● Description of the task: What is needed is an exact printout of all the data.

● Data records:

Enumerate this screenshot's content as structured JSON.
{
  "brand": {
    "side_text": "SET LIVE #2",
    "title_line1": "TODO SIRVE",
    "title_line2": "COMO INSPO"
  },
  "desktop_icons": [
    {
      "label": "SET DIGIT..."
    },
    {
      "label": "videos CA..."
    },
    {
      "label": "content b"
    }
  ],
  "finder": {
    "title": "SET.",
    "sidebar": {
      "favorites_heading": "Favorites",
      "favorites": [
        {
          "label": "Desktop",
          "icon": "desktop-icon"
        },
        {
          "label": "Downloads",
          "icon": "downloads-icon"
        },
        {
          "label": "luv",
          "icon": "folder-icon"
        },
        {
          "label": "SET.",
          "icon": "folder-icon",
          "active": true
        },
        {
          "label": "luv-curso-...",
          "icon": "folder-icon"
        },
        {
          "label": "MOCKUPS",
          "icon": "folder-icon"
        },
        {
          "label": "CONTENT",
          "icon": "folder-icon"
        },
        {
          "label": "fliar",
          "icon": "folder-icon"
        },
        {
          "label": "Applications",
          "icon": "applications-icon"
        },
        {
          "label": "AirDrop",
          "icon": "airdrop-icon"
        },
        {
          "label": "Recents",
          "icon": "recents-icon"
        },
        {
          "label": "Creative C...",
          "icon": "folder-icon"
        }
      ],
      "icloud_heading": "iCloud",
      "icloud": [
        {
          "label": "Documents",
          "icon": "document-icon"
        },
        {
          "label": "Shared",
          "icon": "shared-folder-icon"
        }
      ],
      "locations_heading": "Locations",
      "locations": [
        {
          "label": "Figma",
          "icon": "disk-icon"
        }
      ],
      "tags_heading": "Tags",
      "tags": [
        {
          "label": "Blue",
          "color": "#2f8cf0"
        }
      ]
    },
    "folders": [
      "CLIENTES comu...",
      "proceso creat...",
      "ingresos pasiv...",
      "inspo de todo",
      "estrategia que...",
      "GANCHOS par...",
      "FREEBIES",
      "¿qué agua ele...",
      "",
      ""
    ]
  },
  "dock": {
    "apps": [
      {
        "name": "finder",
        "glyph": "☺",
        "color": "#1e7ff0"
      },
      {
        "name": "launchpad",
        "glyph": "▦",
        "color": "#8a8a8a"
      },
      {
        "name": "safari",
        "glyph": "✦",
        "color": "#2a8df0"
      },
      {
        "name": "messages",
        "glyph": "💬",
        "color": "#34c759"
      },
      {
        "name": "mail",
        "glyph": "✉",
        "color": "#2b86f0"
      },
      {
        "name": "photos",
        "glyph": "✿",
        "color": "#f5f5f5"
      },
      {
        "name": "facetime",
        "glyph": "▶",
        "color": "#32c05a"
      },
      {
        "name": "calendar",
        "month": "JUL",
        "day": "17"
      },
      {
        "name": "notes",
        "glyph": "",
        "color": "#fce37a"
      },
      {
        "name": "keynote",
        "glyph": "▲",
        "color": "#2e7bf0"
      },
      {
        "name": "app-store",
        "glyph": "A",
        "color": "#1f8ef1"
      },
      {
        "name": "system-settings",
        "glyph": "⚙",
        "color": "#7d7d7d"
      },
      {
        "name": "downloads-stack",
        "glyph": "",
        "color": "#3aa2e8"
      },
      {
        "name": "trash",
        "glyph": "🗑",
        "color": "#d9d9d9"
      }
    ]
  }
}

● Exercise solution:
Enumerate this screenshot's content as structured JSON.
{
  "brand": {
    "side_text": "SET LIVE #2",
    "title_line1": "TODO SIRVE",
    "title_line2": "COMO INSPO"
  },
  "desktop_icons": [
    {
      "label": "SET DIGIT..."
    },
    {
      "label": "videos CA..."
    },
    {
      "label": "content b"
    }
  ],
  "finder": {
    "title": "SET.",
    "sidebar": {
      "favorites_heading": "Favorites",
      "favorites": [
        {
          "label": "Desktop",
          "icon": "desktop-icon"
        },
        {
          "label": "Downloads",
          "icon": "downloads-icon"
        },
        {
          "label": "luv",
          "icon": "folder-icon"
        },
        {
          "label": "SET.",
          "icon": "folder-icon",
          "active": true
        },
        {
          "label": "luv-curso-...",
          "icon": "folder-icon"
        },
        {
          "label": "MOCKUPS",
          "icon": "folder-icon"
        },
        {
          "label": "CONTENT",
          "icon": "folder-icon"
        },
        {
          "label": "fliar",
          "icon": "folder-icon"
        },
        {
          "label": "Applications",
          "icon": "applications-icon"
        },
        {
          "label": "AirDrop",
          "icon": "airdrop-icon"
        },
        {
          "label": "Recents",
          "icon": "recents-icon"
        },
        {
          "label": "Creative C...",
          "icon": "folder-icon"
        }
      ],
      "icloud_heading": "iCloud",
      "icloud": [
        {
          "label": "Documents",
          "icon": "document-icon"
        },
        {
          "label": "Shared",
          "icon": "shared-folder-icon"
        }
      ],
      "locations_heading": "Locations",
      "locations": [
        {
          "label": "Figma",
          "icon": "disk-icon"
        }
      ],
      "tags_heading": "Tags",
      "tags": [
        {
          "label": "Blue",
          "color": "#2f8cf0"
        }
      ]
    },
    "folders": [
      "CLIENTES comu...",
      "proceso creat...",
      "ingresos pasiv...",
      "inspo de todo",
      "estrategia que...",
      "GANCHOS par...",
      "FREEBIES",
      "¿qué agua ele...",
      "",
      ""
    ]
  },
  "dock": {
    "apps": [
      {
        "name": "finder",
        "glyph": "☺",
        "color": "#1e7ff0"
      },
      {
        "name": "launchpad",
        "glyph": "▦",
        "color": "#8a8a8a"
      },
      {
        "name": "safari",
        "glyph": "✦",
        "color": "#2a8df0"
      },
      {
        "name": "messages",
        "glyph": "💬",
        "color": "#34c759"
      },
      {
        "name": "mail",
        "glyph": "✉",
        "color": "#2b86f0"
      },
      {
        "name": "photos",
        "glyph": "✿",
        "color": "#f5f5f5"
      },
      {
        "name": "facetime",
        "glyph": "▶",
        "color": "#32c05a"
      },
      {
        "name": "calendar",
        "month": "JUL",
        "day": "17"
      },
      {
        "name": "notes",
        "glyph": "",
        "color": "#fce37a"
      },
      {
        "name": "keynote",
        "glyph": "▲",
        "color": "#2e7bf0"
      },
      {
        "name": "app-store",
        "glyph": "A",
        "color": "#1f8ef1"
      },
      {
        "name": "system-settings",
        "glyph": "⚙",
        "color": "#7d7d7d"
      },
      {
        "name": "downloads-stack",
        "glyph": "",
        "color": "#3aa2e8"
      },
      {
        "name": "trash",
        "glyph": "🗑",
        "color": "#d9d9d9"
      }
    ]
  }
}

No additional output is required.